The change towards more typical market conditions emerged in 2022 as the total number of boats sold dipped by just 4.3% compared to the same period in pre-pandemic 2019. By comparison, boats sold in 2020 and 2021 were down 15.9% and 11.8%, respectively, compared to 2019.
Additional factors of increased boat value, lack of inventory and softening consumer demand also impacted market fluctuation. In December, a significant shift in the total volume of U.S.-based Google searches by online boat shoppers fell behind the same period in 2019, illustrating the cooling of buyer demand.
- The number of boats sold down 4.3% compared to 2019
- Online buyer interest shifts for the first time in three years
- The global average boat value is up 29.5% compared to 2019
- Boats sold in 2022 total over $11.4 billion globally
- Rising interest rates drove smaller loan amounts
“For the first time in three years, we’re seeing consumer demand soften, said Courtney Chalmers, vice president of marketing at Boats Group. “The effects of the demand and supply chain disruption during the pandemic are also still very apparent.
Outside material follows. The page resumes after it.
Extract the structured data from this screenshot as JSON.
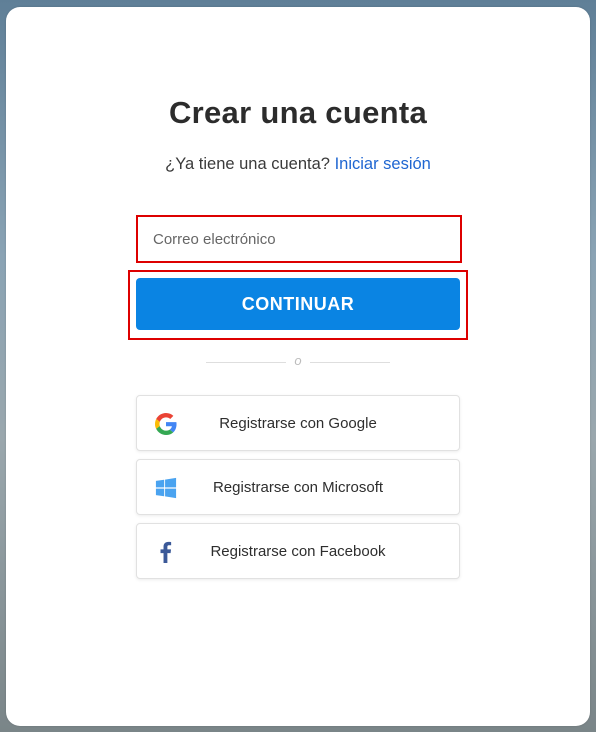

Boats continue to move off the market faster and sales remain higher than before the surge.”
The overall value of vessels dropped below 2021 by roughly 16%, inching closer to values seen in 2020. However, 2022 total values remained higher than before the pandemic boating boom, totaling more than $11 billion in sales.
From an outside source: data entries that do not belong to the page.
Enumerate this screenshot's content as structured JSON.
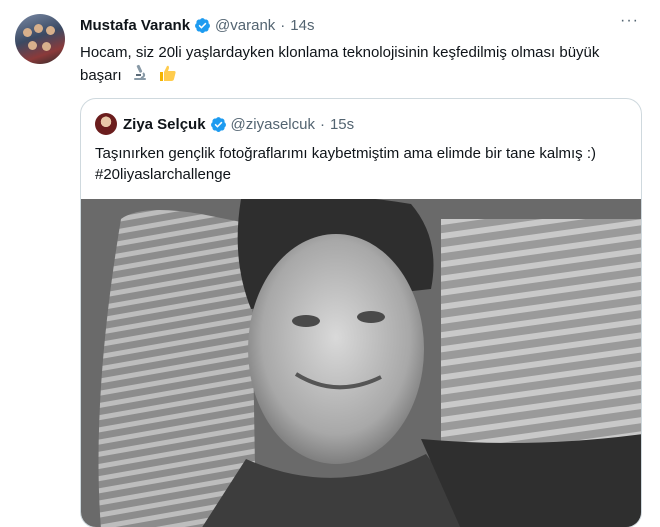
{
  "tweet": {
    "author_name": "Mustafa Varank",
    "handle": "@varank",
    "separator": "·",
    "time": "14s",
    "text": "Hocam, siz 20li yaşlardayken klonlama teknolojisinin keşfedilmiş olması büyük başarı",
    "emojis": [
      "microscope",
      "thumbs-up"
    ],
    "more_label": "···"
  },
  "quote": {
    "author_name": "Ziya Selçuk",
    "handle": "@ziyaselcuk",
    "separator": "·",
    "time": "15s",
    "text": "Taşınırken gençlik fotoğraflarımı kaybetmiştim ama elimde bir tane kalmış :) #20liyaslarchallenge"
  },
  "colors": {
    "verified": "#1d9bf0",
    "secondary_text": "#536471",
    "border": "#cfd9de"
  }
}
The global average boat price was 29.5% higher than in 2019 and was comparable to 2021. According to Trident Funding, a leading marine lending company, boat loan applications were up by 80% in 2022 compared to 2021. Trident reports loan amounts were smaller than in 2021, primarily driven by rising interest rates.
“Borrowers are feeling the elevated boat prices and rate increases, yet are looking to continue their adventures on the water, just in a more affordable way,” said Mark Breeden, president of Trident Funding.
“The substantial rise of applicants last year shows boaters’ dedication to their lifestyle and is encouraging for the industry as we transition from the boating boom that occurred during the pandemic. As the supply chain and inventory levels normalize, we look for the market to provide increased ways for consumers to enjoy their time on the water.”
Inventory levels also made a significant comeback last year, as listings were a mere 4.5 percent below 2019, driven by new boats coming to market. This considerable growth is yet another signal that the industry is nearing more balanced supply and demand conditions.